  • Without normal fetal thyroid hormone (no IODINE) results in cretinism, improper neural development. Cerebullum develops late fetal stage but mainly post-natal and controls co-ordination and balance and feeding/breathing/grasping/bubinski reflexes.
  • Deafness and vision problems from viral infections (rubella). But mostly today is fetal alcohol syndrome. Cytotoxic to neuronal development clinically detected by facial features, but not always affected with abnormal facial features.
  • Abnormal development of ears may be an indicator of abnormal renal development.

LAB 11 - 10/10/12

LAB 11

Origin of blood cells in embryo and fetus: not in bone marrow (there is no bone marrow!!). Starts in mesoderm, then lover and spleen THEN bone marrow.

Blood cells are different in the fetus than the adult; there is less O2 therefore hemoglobin must have a higher O2 bindng than an adult.

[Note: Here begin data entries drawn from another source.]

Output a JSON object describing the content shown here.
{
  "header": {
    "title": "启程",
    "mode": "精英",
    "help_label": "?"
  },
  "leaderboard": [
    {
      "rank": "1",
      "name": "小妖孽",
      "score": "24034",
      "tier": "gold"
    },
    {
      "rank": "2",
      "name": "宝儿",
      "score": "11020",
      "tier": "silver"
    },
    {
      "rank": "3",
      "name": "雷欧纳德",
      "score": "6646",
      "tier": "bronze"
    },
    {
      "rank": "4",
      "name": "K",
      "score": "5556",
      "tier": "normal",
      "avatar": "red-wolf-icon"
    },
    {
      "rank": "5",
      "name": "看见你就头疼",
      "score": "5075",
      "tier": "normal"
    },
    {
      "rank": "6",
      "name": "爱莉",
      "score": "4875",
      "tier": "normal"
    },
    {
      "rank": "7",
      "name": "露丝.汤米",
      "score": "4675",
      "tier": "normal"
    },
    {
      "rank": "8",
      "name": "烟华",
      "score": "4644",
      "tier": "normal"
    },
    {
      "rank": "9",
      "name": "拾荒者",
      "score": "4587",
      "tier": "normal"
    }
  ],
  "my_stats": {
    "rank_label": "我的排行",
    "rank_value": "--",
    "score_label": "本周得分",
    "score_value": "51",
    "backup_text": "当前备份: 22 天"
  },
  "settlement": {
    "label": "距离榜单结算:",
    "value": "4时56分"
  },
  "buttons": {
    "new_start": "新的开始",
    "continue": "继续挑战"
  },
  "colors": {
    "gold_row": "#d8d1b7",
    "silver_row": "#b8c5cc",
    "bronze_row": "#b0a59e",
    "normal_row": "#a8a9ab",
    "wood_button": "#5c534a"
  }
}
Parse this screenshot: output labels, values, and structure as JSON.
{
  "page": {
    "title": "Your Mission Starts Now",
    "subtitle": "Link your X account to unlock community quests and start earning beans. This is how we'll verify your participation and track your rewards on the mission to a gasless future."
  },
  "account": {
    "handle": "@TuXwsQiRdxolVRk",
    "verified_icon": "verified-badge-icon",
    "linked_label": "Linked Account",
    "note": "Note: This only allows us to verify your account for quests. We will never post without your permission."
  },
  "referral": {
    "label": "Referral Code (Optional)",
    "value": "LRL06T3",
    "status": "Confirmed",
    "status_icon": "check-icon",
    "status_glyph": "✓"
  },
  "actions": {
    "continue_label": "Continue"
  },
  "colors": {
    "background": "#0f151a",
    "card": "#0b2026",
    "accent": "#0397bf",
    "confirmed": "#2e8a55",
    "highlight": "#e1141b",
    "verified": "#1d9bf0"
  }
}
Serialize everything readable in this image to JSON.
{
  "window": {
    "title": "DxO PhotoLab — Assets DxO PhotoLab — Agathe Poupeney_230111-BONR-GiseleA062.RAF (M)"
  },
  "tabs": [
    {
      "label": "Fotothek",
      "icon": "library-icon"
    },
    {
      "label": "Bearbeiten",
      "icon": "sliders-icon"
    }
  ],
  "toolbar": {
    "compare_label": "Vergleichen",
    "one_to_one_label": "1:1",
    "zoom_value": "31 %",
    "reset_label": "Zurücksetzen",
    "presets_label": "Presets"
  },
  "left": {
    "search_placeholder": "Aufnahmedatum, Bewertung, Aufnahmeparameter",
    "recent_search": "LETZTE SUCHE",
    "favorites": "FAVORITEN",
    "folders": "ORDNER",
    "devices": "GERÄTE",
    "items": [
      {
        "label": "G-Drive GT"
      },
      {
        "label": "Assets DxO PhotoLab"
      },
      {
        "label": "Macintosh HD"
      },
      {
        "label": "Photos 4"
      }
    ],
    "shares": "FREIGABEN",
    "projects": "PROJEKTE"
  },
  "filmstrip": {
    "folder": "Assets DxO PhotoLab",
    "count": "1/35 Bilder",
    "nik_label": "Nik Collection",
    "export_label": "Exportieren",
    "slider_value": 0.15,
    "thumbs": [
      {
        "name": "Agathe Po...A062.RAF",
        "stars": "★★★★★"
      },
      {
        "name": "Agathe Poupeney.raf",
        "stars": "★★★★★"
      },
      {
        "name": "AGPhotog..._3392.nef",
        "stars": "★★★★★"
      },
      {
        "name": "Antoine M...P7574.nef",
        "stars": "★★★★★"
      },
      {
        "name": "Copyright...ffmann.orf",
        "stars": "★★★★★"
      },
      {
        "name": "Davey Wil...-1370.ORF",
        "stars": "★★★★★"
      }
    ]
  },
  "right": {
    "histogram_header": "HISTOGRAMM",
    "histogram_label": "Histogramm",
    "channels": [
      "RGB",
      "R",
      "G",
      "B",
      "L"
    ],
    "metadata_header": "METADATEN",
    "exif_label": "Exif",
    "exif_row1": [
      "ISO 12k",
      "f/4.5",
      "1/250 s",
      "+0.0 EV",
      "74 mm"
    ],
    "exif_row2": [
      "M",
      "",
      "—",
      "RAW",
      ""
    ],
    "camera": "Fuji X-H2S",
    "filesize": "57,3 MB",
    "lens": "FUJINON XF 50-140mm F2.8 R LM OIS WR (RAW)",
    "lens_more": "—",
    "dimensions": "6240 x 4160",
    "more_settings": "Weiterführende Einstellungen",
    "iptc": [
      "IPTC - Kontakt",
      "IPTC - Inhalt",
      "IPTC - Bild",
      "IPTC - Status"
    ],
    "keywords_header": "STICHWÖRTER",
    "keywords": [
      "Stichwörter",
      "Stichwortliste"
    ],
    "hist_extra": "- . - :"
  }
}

All these changes of the heart occur in the 1st 8 weeks (~2- 7). Clinical stage would be + 2 weeks (last day of period). All stages given in class are POST-FERTILISATION timeframes, NOT gestational (must indicate if using gestational timing).

Week 2: Pattern of migration starts at the primitive streak.

Week 3: from mesoderm to the embryonic disc.

Cloaca forms at chordal end of primitive streak.

Lateral plate mesoderm splits into 2 halves. Cardiogenic region is in the extraembryonic splancic mesoderm. This space between the somite and mesoderm will form the pericardial space.

Inferior end of heart tube has 2 horns: spinous Sinousis, which eventually formt he Inferior vena cava. In embryo, there is 2 but adult there is 1. Which starts vascularisation into the liver.

Truncus atreriosus = outflow tract and aorta???

Heart tube cannot grow in length, so it buckles and this is described as cardiac looping buckles around and forms and ‘S’ shape. From week 4 onwards the heart tube (cardiac muscle) spontaneously contracts.

Atrial, ventricular then outflow spetation.

Endocardial cushions: Left right, never fuse. Ant post fuse.

Cardiac jelly is from the myometrium or myocardial component of the splancic mesoderm.

Atrial Septum premium grows down and then begins to degenerate forming vacuoles known as ostium premium. There is then a 2nd growth called septum secondum and has a large hole known as ostium secondum. Both ostium’s form the FORAMEN OVALE: a communication between the atrium’s for pulmonary communication which is currently inactive. Post-natally, the 1st breath causes pressure changes causes a functional fusion of septa causing it to become FOSSA OVALE. Then later an anatomical fusion where the atria are completely sealed off from each other.

Ventricular septal defect is more common than atrial.